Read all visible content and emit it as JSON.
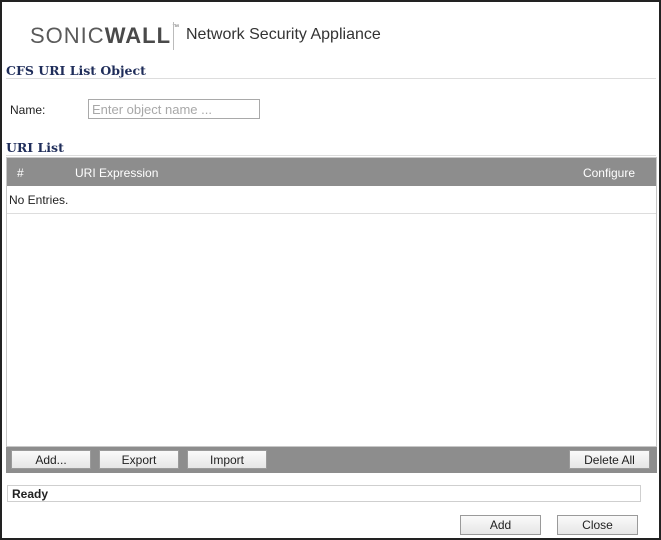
{
  "header": {
    "brand_regular": "SONIC",
    "brand_bold": "WALL",
    "brand_tm": "™",
    "app_name": "Network Security Appliance"
  },
  "object_section": {
    "title": "CFS URI List Object",
    "name_label": "Name:",
    "name_placeholder": "Enter object name ...",
    "name_value": ""
  },
  "uri_list": {
    "title": "URI List",
    "columns": [
      "#",
      "URI Expression",
      "Configure"
    ],
    "empty_text": "No Entries."
  },
  "toolbar": {
    "add_label": "Add...",
    "export_label": "Export",
    "import_label": "Import",
    "delete_all_label": "Delete All"
  },
  "status": {
    "text": "Ready"
  },
  "footer": {
    "add_label": "Add",
    "close_label": "Close"
  }
}
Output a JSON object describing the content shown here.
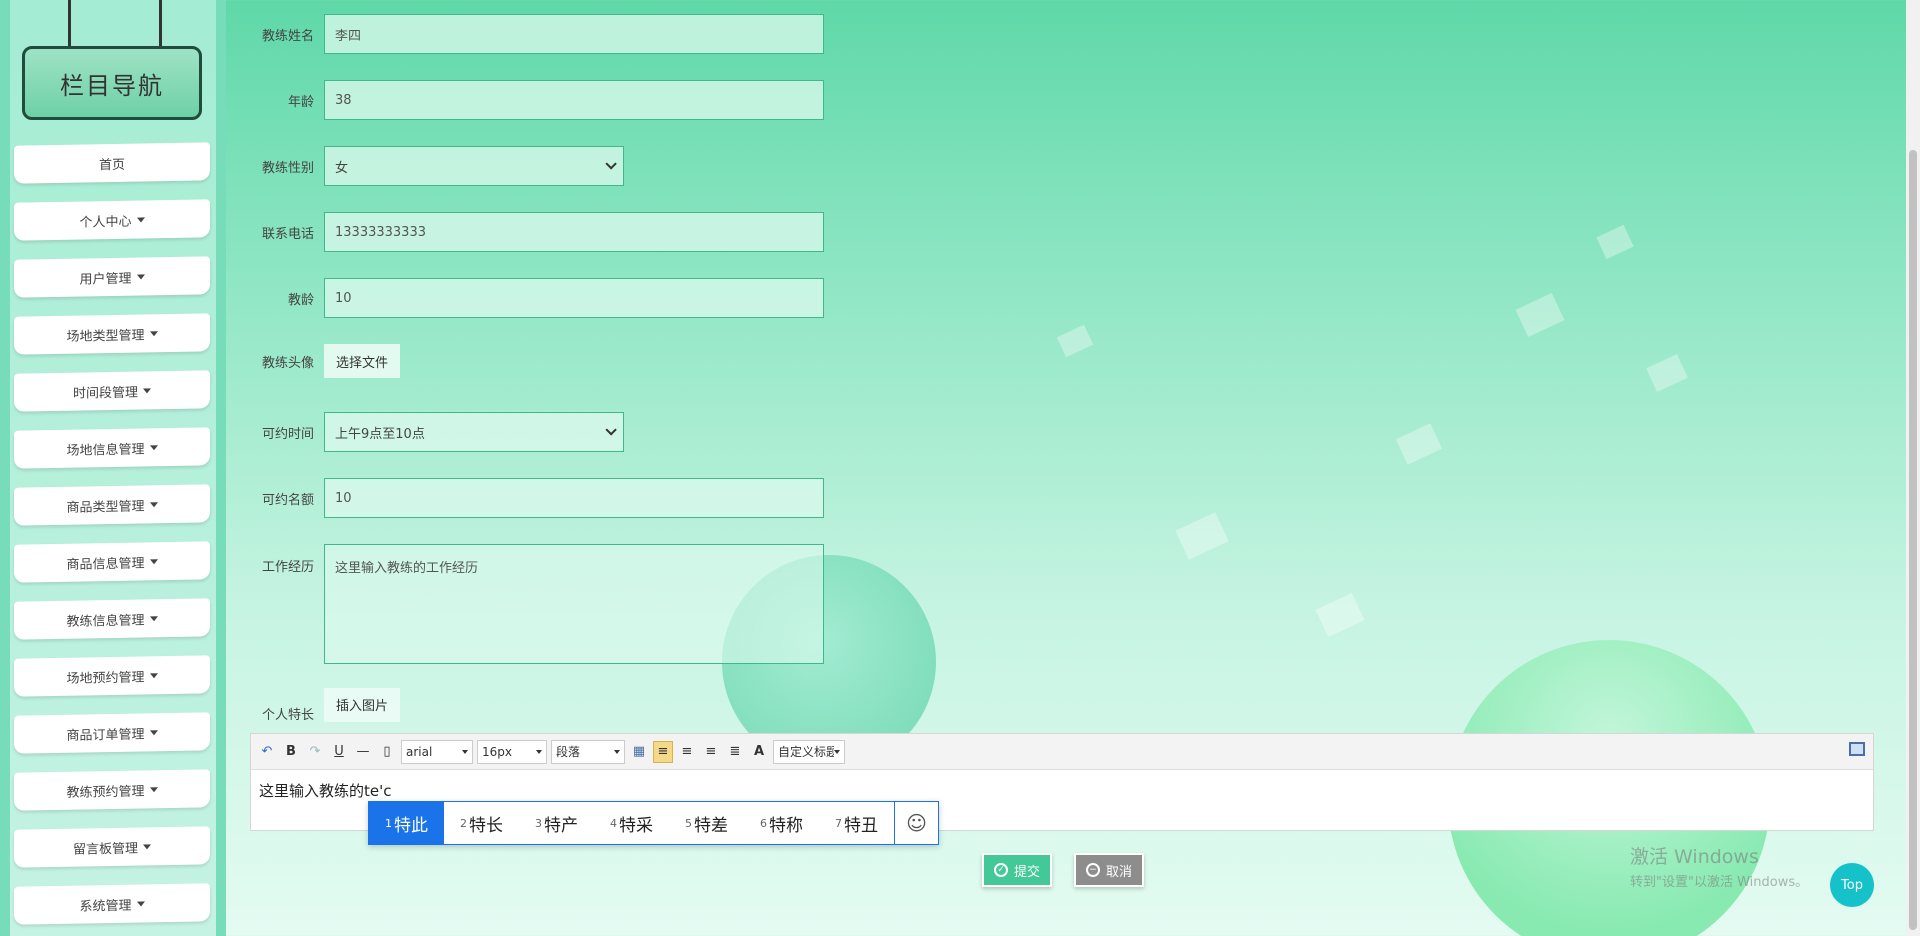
{
  "sidebar": {
    "title": "栏目导航",
    "items": [
      {
        "label": "首页",
        "has_caret": false
      },
      {
        "label": "个人中心",
        "has_caret": true
      },
      {
        "label": "用户管理",
        "has_caret": true
      },
      {
        "label": "场地类型管理",
        "has_caret": true
      },
      {
        "label": "时间段管理",
        "has_caret": true
      },
      {
        "label": "场地信息管理",
        "has_caret": true
      },
      {
        "label": "商品类型管理",
        "has_caret": true
      },
      {
        "label": "商品信息管理",
        "has_caret": true
      },
      {
        "label": "教练信息管理",
        "has_caret": true
      },
      {
        "label": "场地预约管理",
        "has_caret": true
      },
      {
        "label": "商品订单管理",
        "has_caret": true
      },
      {
        "label": "教练预约管理",
        "has_caret": true
      },
      {
        "label": "留言板管理",
        "has_caret": true
      },
      {
        "label": "系统管理",
        "has_caret": true
      }
    ]
  },
  "form": {
    "coach_name": {
      "label": "教练姓名",
      "value": "李四"
    },
    "age": {
      "label": "年龄",
      "value": "38"
    },
    "gender": {
      "label": "教练性别",
      "value": "女"
    },
    "phone": {
      "label": "联系电话",
      "value": "13333333333"
    },
    "coach_years": {
      "label": "教龄",
      "value": "10"
    },
    "avatar": {
      "label": "教练头像",
      "button": "选择文件"
    },
    "available_time": {
      "label": "可约时间",
      "value": "上午9点至10点"
    },
    "quota": {
      "label": "可约名额",
      "value": "10"
    },
    "work_experience": {
      "label": "工作经历",
      "placeholder": "这里输入教练的工作经历"
    },
    "specialty": {
      "label": "个人特长",
      "button": "插入图片"
    }
  },
  "editor": {
    "font_family": "arial",
    "font_size": "16px",
    "paragraph": "段落",
    "custom_title": "自定义标题",
    "content": "这里输入教练的te'c"
  },
  "ime": {
    "candidates": [
      {
        "num": "1",
        "text": "特此"
      },
      {
        "num": "2",
        "text": "特长"
      },
      {
        "num": "3",
        "text": "特产"
      },
      {
        "num": "4",
        "text": "特采"
      },
      {
        "num": "5",
        "text": "特差"
      },
      {
        "num": "6",
        "text": "特称"
      },
      {
        "num": "7",
        "text": "特丑"
      }
    ],
    "emoji": "☺"
  },
  "actions": {
    "submit": "提交",
    "cancel": "取消",
    "top": "Top"
  },
  "watermark": {
    "line1": "激活 Windows",
    "line2": "转到\"设置\"以激活 Windows。"
  }
}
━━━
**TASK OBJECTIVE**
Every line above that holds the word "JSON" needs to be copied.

**YOUR SOLUTION**
Read all visible content and emit it as JSON.
Output a JSON object describing the content shown here.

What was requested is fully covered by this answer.